Sunday, October 16, 2005
Why values are better than partisanship....
I'm not sure why busting the current incumbent-protection racket would be a bad thing, why creating competitive districts and forcing incumbents to be more responsive to their constituents than the current 70-80 percent partisan districts require.
Chuck Todd, in this week's column (not a permalink), makes a great argument for supporting the proposition.
House Minority Leader Nancy Pelosi, the person who could be speaker if Democrats take back control, is actively raising money to defeat the California redistricting measure. Of course, in California, if districts were no longer drawn by partisans but by bipartisan panels of some political or judiciary makeup, then Democrats could possibly lose a few seats -- though no one's made a good case to us how they would net a loss. There are some GOP seats they'd likely nab in Southern California that would offset their losses in other parts of the state.
In fact, Pelosi's commitment to defeat the redistricting measure in California is so great that one Democratic operative told us she called its defeat her "top priority." As this operative noted to us, "left unsaid was the fact that winning back the House was not the 'top priority.'"
In Pelosi's defense, if this California redistricting measure took place in a vacuum, we could understand her focus on defeating it. She could easily spin this as an attempt by national Republicans to save their own majority by re-drawing California the same way Rep. Tom DeLay redrew Texas.
But if there was ever an example of "cutting off your nose to spite your face," this is it. As noted above, Ohio has a similar redistricting reform measure on the ballot this November, which if enacted, would likely give Democrats a better chance in a number of districts. Similarly, some Florida Democrats, led by 2004 Senate nominee Betty Castor, are trying to put a redistricting reform measure on that state's ballot next year. Florida is one of the more grotesque examples of gerrymandering in the entire country.
Bottom line, California initiatives are like colds, they're very catchy. If this reform measure passes in California, every other state with an initiative/referendum process would likely follow suit. And there are far more gerrymandered states in favor of the GOP right now than the Democrats. Redrawing the districts in these states would lead to Congress being much more representative of the national mood.
But Pelosi is making sure she (and probably the Democratic Congressional Campaign Committee) can't support any of these initiatives in these other states without looking like a blatant hypocrite. By fighting the California redistricting reform initiative so vehemently, Pelosi is proving to some that she's running for power, pure and simple. No different than DeLay. We shouldn't be surprised; she was raised in a household that embraced machine politics and that's how she rules the Democratic caucus, like an old-style machine (ironically, it's how DeLay has shaped the House Republicans).
But this style of politics is exactly what has voters potentially up-in-arms. They are searching for reform, and redistricting reform would be a real step in the voters' direction. And it appears it's a gigantic missed opportunity for the Democrats in search of something substantial to be for as they shape their reform message for '06.

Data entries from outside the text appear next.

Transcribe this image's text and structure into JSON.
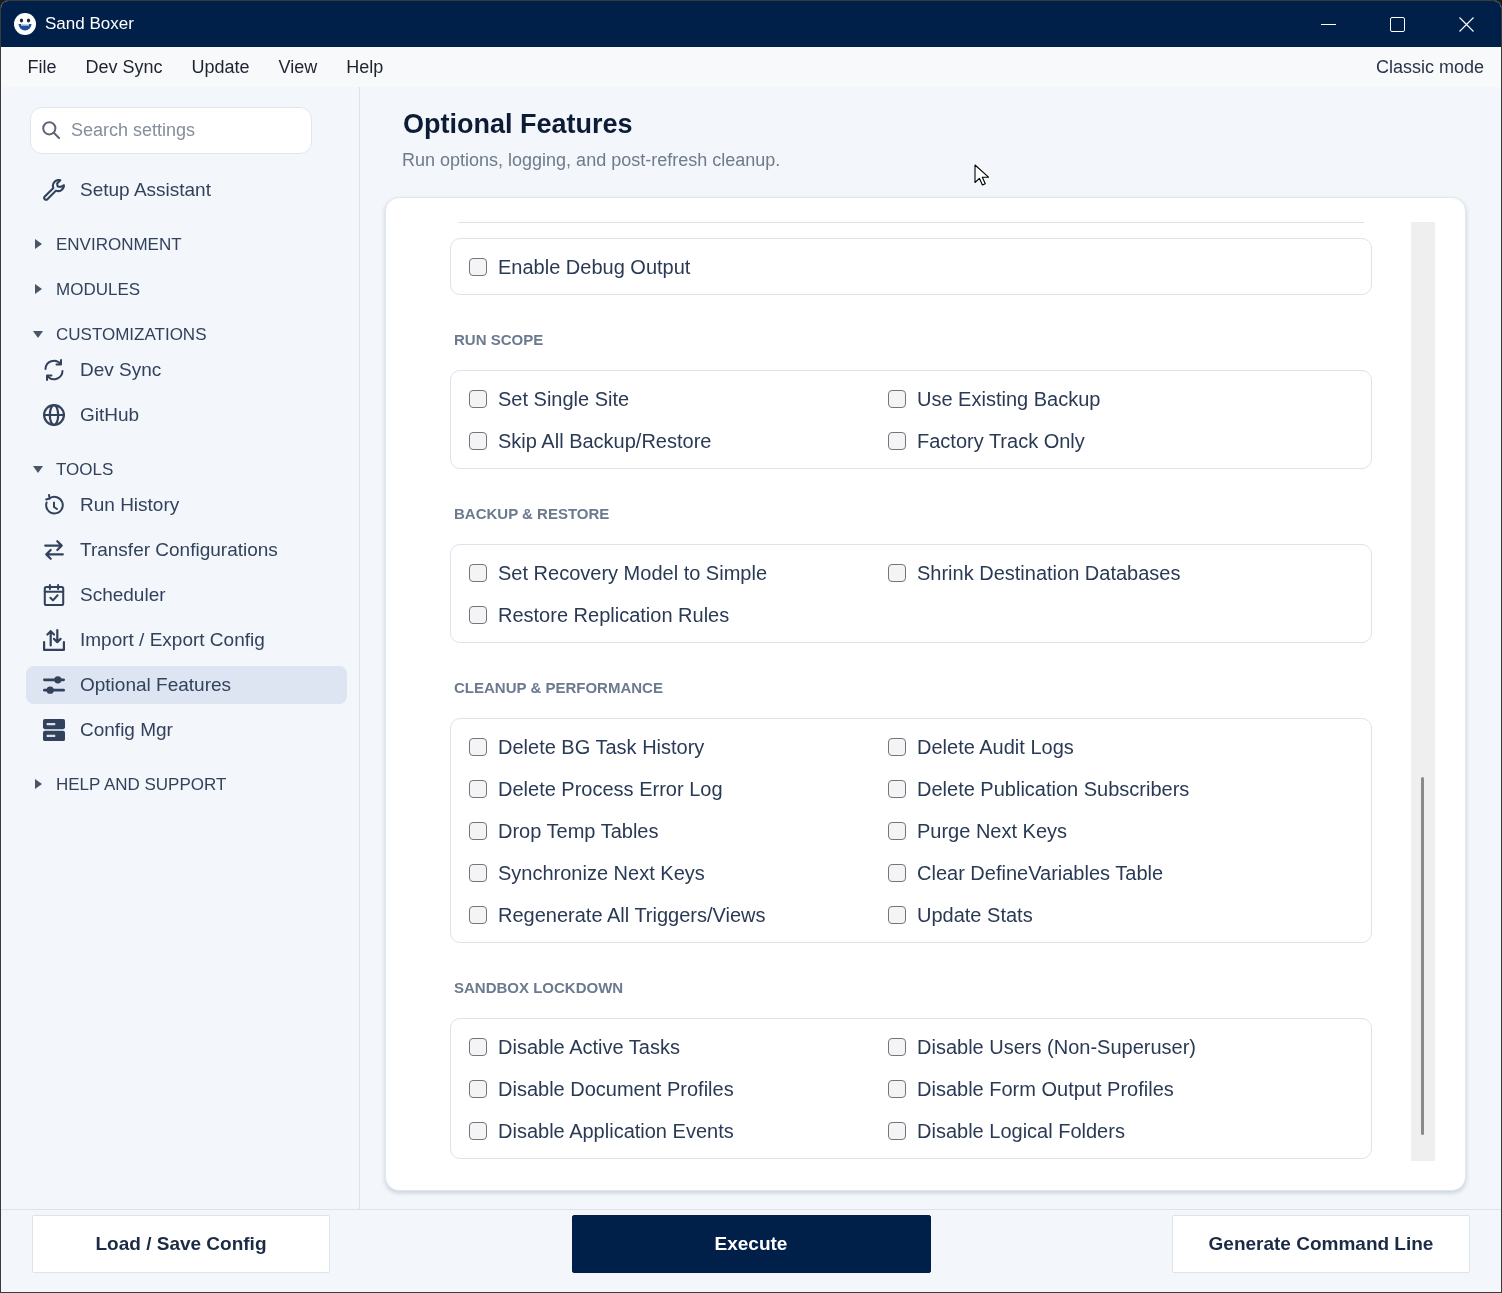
{
  "window": {
    "title": "Sand Boxer"
  },
  "menu": {
    "items": [
      "File",
      "Dev Sync",
      "Update",
      "View",
      "Help"
    ],
    "mode_link": "Classic mode"
  },
  "sidebar": {
    "search": {
      "placeholder": "Search settings"
    },
    "items": [
      {
        "kind": "link",
        "label": "Setup Assistant",
        "selected": false
      },
      {
        "kind": "section",
        "label": "ENVIRONMENT",
        "expanded": false
      },
      {
        "kind": "section",
        "label": "MODULES",
        "expanded": false
      },
      {
        "kind": "section",
        "label": "CUSTOMIZATIONS",
        "expanded": true,
        "children": [
          {
            "label": "Dev Sync",
            "selected": false
          },
          {
            "label": "GitHub",
            "selected": false
          }
        ]
      },
      {
        "kind": "section",
        "label": "TOOLS",
        "expanded": true,
        "children": [
          {
            "label": "Run History",
            "selected": false
          },
          {
            "label": "Transfer Configurations",
            "selected": false
          },
          {
            "label": "Scheduler",
            "selected": false
          },
          {
            "label": "Import / Export Config",
            "selected": false
          },
          {
            "label": "Optional Features",
            "selected": true
          },
          {
            "label": "Config Mgr",
            "selected": false
          }
        ]
      },
      {
        "kind": "section",
        "label": "HELP AND SUPPORT",
        "expanded": false
      }
    ]
  },
  "page": {
    "title": "Optional Features",
    "subtitle": "Run options, logging, and post-refresh cleanup."
  },
  "groups": [
    {
      "options": [
        {
          "label": "Enable Debug Output",
          "checked": false
        }
      ]
    },
    {
      "heading": "RUN SCOPE",
      "options": [
        {
          "label": "Set Single Site",
          "checked": false
        },
        {
          "label": "Use Existing Backup",
          "checked": false
        },
        {
          "label": "Skip All Backup/Restore",
          "checked": false
        },
        {
          "label": "Factory Track Only",
          "checked": false
        }
      ]
    },
    {
      "heading": "BACKUP & RESTORE",
      "options": [
        {
          "label": "Set Recovery Model to Simple",
          "checked": false
        },
        {
          "label": "Shrink Destination Databases",
          "checked": false
        },
        {
          "label": "Restore Replication Rules",
          "checked": false
        }
      ]
    },
    {
      "heading": "CLEANUP & PERFORMANCE",
      "options": [
        {
          "label": "Delete BG Task History",
          "checked": false
        },
        {
          "label": "Delete Audit Logs",
          "checked": false
        },
        {
          "label": "Delete Process Error Log",
          "checked": false
        },
        {
          "label": "Delete Publication Subscribers",
          "checked": false
        },
        {
          "label": "Drop Temp Tables",
          "checked": false
        },
        {
          "label": "Purge Next Keys",
          "checked": false
        },
        {
          "label": "Synchronize Next Keys",
          "checked": false
        },
        {
          "label": "Clear DefineVariables Table",
          "checked": false
        },
        {
          "label": "Regenerate All Triggers/Views",
          "checked": false
        },
        {
          "label": "Update Stats",
          "checked": false
        }
      ]
    },
    {
      "heading": "SANDBOX LOCKDOWN",
      "options": [
        {
          "label": "Disable Active Tasks",
          "checked": false
        },
        {
          "label": "Disable Users (Non-Superuser)",
          "checked": false
        },
        {
          "label": "Disable Document Profiles",
          "checked": false
        },
        {
          "label": "Disable Form Output Profiles",
          "checked": false
        },
        {
          "label": "Disable Application Events",
          "checked": false
        },
        {
          "label": "Disable Logical Folders",
          "checked": false
        }
      ]
    }
  ],
  "footer": {
    "buttons": [
      {
        "label": "Load / Save Config",
        "kind": "secondary"
      },
      {
        "label": "Execute",
        "kind": "primary"
      },
      {
        "label": "Generate Command Line",
        "kind": "secondary"
      }
    ]
  }
}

Update: Wow, I'm blown away by the rampant misinformation floating around on this issue, particularly the fiction that Arnold would pick the redistricting panel himself. Here's the text of the proposed law (PDF). Read it for yourself before you try and spread misinformation.full post @ from daily kos
Of coarse a case could be made that Pelosi isn't being TRULY partisan, as the long term benefits of non-partisan redistricting would benefit dems in places like Ohio, even Texas! Pelosi seems to be willing, in this instance, to sell out larger party goals for her own immediate interests. But this issues to me is about a higher virtue of fairness which SHOULD trump party or ideology.
Unless of course someone can tell me how prop 77 isn't fair and republicans can manipulate it to an unfair advantage?